3 files changed, 3 insertions(+), 0 deletions(-)
gitproject1$ git push
<username>@<gforge_server>'s password: <your GForge password>
Counting objects: 13, done.
Compressing objects: 100% (7/7), done.
Writing objects: 100% (7/7), 690 bytes, done.
Total 7 (delta 4), reused 0 (delta 0)
User <username> doesn't have write access to /lib in the repository
error: hooks/pre-receive exited with error code 127
To ssh://<username>@<gforge_server>/gitroot/gitproject1
! [remote rejected] master -> master (pre-receive hook declined)
error: failed to push some refs to 'ssh://<username>@<gforge_server>/gitroot/gitproject1'

In this example, the user has write access to the repository but the access to the /lib directory is read-only, as shown on the previous screenshot.

Setting up commit filters

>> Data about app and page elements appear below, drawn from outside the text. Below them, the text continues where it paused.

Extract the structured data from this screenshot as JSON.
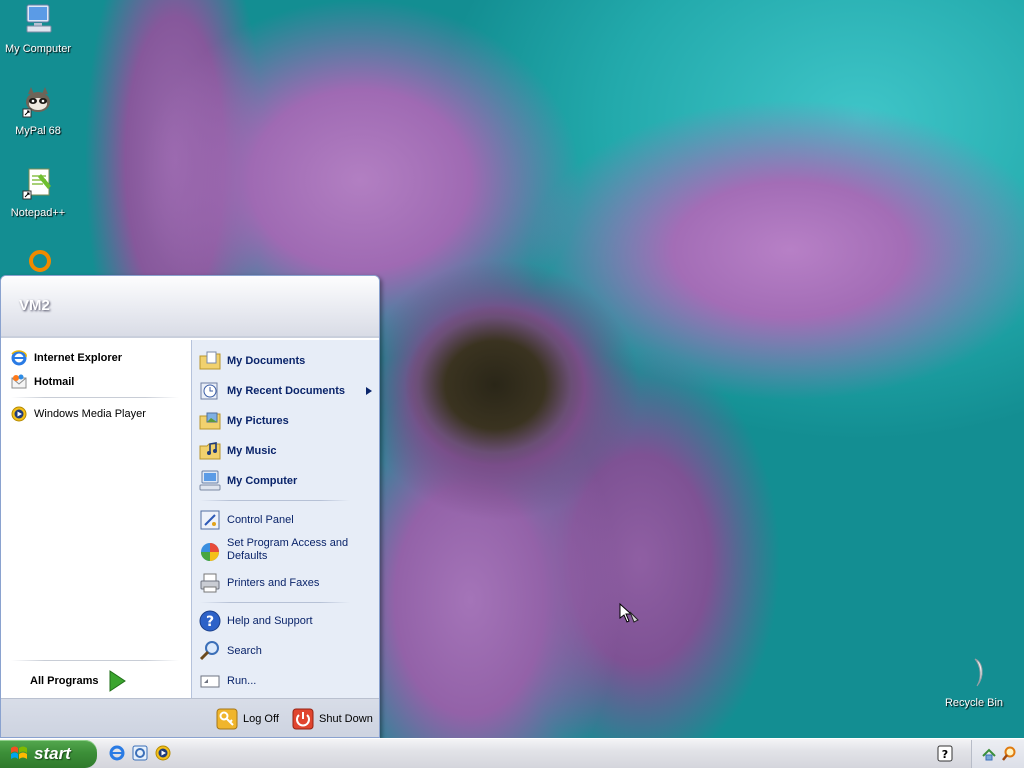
{
  "desktop": {
    "icons": [
      {
        "label": "My Computer"
      },
      {
        "label": "MyPal 68"
      },
      {
        "label": "Notepad++"
      },
      {
        "label": "Recycle Bin"
      }
    ]
  },
  "start_menu": {
    "user_name": "VM2",
    "pinned": [
      {
        "label": "Internet Explorer"
      },
      {
        "label": "Hotmail"
      }
    ],
    "recent": [
      {
        "label": "Windows Media Player"
      }
    ],
    "all_programs_label": "All Programs",
    "places": [
      {
        "label": "My Documents"
      },
      {
        "label": "My Recent Documents"
      },
      {
        "label": "My Pictures"
      },
      {
        "label": "My Music"
      },
      {
        "label": "My Computer"
      }
    ],
    "settings": [
      {
        "label": "Control Panel"
      },
      {
        "label": "Set Program Access and Defaults"
      },
      {
        "label": "Printers and Faxes"
      }
    ],
    "tools": [
      {
        "label": "Help and Support"
      },
      {
        "label": "Search"
      },
      {
        "label": "Run..."
      }
    ],
    "log_off_label": "Log Off",
    "shut_down_label": "Shut Down"
  },
  "taskbar": {
    "start_label": "start"
  },
  "colors": {
    "start_green": "#3c8f38",
    "menu_blue_text": "#0a246a",
    "right_pane": "#e7edf7"
  }
}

The commit filters are custom scripts that run when a push is done against the repository in order to do code checks and any other action you want.

To define a commit filter, you need to be a site-wide administrator. On the Admin section of GForge, click on the SCM commit filters link under the Plugins tab. This will take you to a page where you can define the filters.

To add a new filter, click on the Add new SCM commit filter button. This will ask you for three things:

  1. Filter for: Whether this filter will be available for CVS, SVN or git repositories
  2. Description: A short description on what this filter does (e.g. “Check for Windows-style line breaks”)
  3. Command: The command to execute when a push is done against the server. This needs to include the full path to the script in the server and any additional parameters.
    There are three special parameters that are defined by GForge which you can add in the command line:

    1. $PROJECT: The UNIX name of the project (e.g. gitproject)
    2. $PATH: The full path to the repository, usually /gitroot/<project_name>.
    3. $FILE: (Not used in git)

Once the script is set up, you need to enable it in your project. Go to the project’s git admin page and click on the Edit commit filters link. In there, you can use the checkboxes to select which filters will be applied in your repository.